Website and app data records
■ ■ ■ ■ ■ ■ ■

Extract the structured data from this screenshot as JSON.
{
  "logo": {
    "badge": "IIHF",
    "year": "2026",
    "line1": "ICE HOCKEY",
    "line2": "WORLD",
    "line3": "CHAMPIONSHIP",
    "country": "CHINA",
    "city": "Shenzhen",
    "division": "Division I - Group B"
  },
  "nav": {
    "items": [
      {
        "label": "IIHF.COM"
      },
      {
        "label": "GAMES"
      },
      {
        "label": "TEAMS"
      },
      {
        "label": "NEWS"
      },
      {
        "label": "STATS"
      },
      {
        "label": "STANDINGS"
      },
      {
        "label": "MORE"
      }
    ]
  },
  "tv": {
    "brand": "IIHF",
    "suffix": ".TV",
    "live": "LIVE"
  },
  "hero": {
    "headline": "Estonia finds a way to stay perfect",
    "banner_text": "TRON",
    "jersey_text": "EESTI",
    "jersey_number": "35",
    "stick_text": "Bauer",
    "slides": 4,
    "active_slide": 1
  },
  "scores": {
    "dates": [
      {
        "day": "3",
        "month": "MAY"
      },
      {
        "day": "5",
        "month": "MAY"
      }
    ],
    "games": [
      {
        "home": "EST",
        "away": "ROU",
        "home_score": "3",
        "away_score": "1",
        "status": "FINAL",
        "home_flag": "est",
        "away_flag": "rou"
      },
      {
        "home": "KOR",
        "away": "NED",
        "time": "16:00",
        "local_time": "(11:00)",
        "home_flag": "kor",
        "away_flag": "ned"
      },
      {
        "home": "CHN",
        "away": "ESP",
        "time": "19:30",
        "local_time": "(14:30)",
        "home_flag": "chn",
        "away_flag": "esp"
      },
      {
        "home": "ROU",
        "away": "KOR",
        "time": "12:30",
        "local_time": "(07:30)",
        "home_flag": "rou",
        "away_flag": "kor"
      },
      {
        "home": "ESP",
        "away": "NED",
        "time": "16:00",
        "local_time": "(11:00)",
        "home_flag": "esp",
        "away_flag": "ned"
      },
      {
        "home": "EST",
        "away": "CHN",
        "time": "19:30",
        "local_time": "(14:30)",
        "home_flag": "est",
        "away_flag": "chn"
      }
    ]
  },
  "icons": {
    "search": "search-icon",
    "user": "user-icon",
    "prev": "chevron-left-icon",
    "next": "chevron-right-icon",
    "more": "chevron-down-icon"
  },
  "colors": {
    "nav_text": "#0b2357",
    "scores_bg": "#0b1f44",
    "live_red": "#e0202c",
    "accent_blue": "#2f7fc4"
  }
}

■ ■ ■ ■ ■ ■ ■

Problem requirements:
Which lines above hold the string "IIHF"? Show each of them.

Answer section:
    "badge": "IIHF",
        "label": "IIHF.COM"
    "brand": "IIHF",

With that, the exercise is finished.